# Goal of the exercise
From the first line below to the last, reproduce the material exactly and leave out the images.
─── Dataset records ───
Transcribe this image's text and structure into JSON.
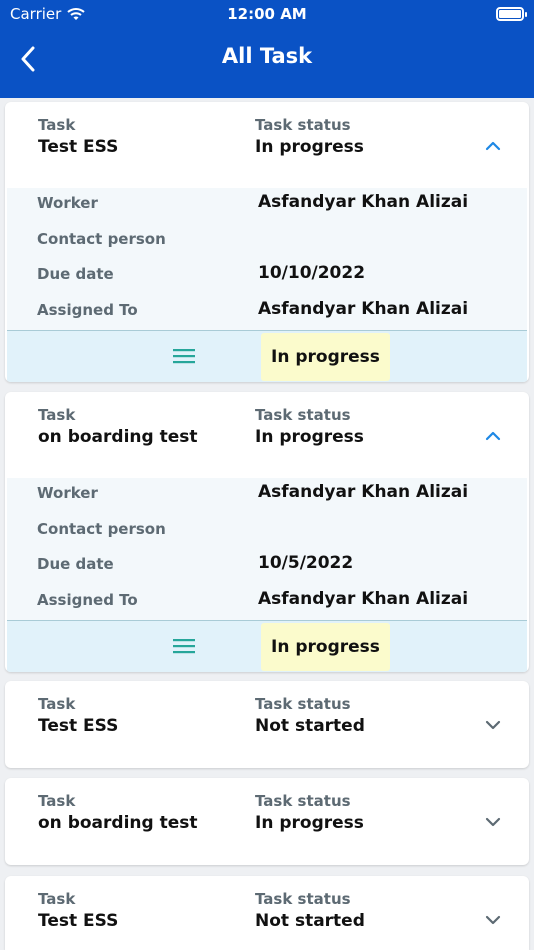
{
  "status_bar": {
    "carrier": "Carrier",
    "time": "12:00 AM"
  },
  "nav": {
    "title": "All Task"
  },
  "labels": {
    "task": "Task",
    "task_status": "Task status",
    "worker": "Worker",
    "contact_person": "Contact person",
    "due_date": "Due date",
    "assigned_to": "Assigned To"
  },
  "tasks": [
    {
      "name": "Test ESS",
      "status": "In progress",
      "expanded": true,
      "worker": "Asfandyar Khan Alizai",
      "contact_person": "",
      "due_date": "10/10/2022",
      "assigned_to": "Asfandyar Khan Alizai",
      "status_pill": "In progress"
    },
    {
      "name": "on boarding test",
      "status": "In progress",
      "expanded": true,
      "worker": "Asfandyar Khan Alizai",
      "contact_person": "",
      "due_date": "10/5/2022",
      "assigned_to": "Asfandyar Khan Alizai",
      "status_pill": "In progress"
    },
    {
      "name": "Test ESS",
      "status": "Not started",
      "expanded": false
    },
    {
      "name": "on boarding test",
      "status": "In progress",
      "expanded": false
    },
    {
      "name": "Test ESS",
      "status": "Not started",
      "expanded": false
    }
  ],
  "colors": {
    "brand": "#0a52c5",
    "chevron_expanded": "#1e88e5",
    "chevron_collapsed": "#5d6a73",
    "menu_icon": "#26a69a",
    "pill_bg": "#fbfbcc"
  },
  "icons": {
    "back": "chevron-left-icon",
    "wifi": "wifi-icon",
    "battery": "battery-icon",
    "expand": "chevron-up-icon",
    "collapse": "chevron-down-icon",
    "menu": "menu-icon"
  }
}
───
# Reply to the task
Transcribe this image's text and structure into JSON.
{
  "status_bar": {
    "carrier": "Carrier",
    "time": "12:00 AM"
  },
  "nav": {
    "title": "All Task"
  },
  "labels": {
    "task": "Task",
    "task_status": "Task status",
    "worker": "Worker",
    "contact_person": "Contact person",
    "due_date": "Due date",
    "assigned_to": "Assigned To"
  },
  "tasks": [
    {
      "name": "Test ESS",
      "status": "In progress",
      "expanded": true,
      "worker": "Asfandyar Khan Alizai",
      "contact_person": "",
      "due_date": "10/10/2022",
      "assigned_to": "Asfandyar Khan Alizai",
      "status_pill": "In progress"
    },
    {
      "name": "on boarding test",
      "status": "In progress",
      "expanded": true,
      "worker": "Asfandyar Khan Alizai",
      "contact_person": "",
      "due_date": "10/5/2022",
      "assigned_to": "Asfandyar Khan Alizai",
      "status_pill": "In progress"
    },
    {
      "name": "Test ESS",
      "status": "Not started",
      "expanded": false
    },
    {
      "name": "on boarding test",
      "status": "In progress",
      "expanded": false
    },
    {
      "name": "Test ESS",
      "status": "Not started",
      "expanded": false
    }
  ],
  "colors": {
    "brand": "#0a52c5",
    "chevron_expanded": "#1e88e5",
    "chevron_collapsed": "#5d6a73",
    "menu_icon": "#26a69a",
    "pill_bg": "#fbfbcc"
  },
  "icons": {
    "back": "chevron-left-icon",
    "wifi": "wifi-icon",
    "battery": "battery-icon",
    "expand": "chevron-up-icon",
    "collapse": "chevron-down-icon",
    "menu": "menu-icon"
  }
}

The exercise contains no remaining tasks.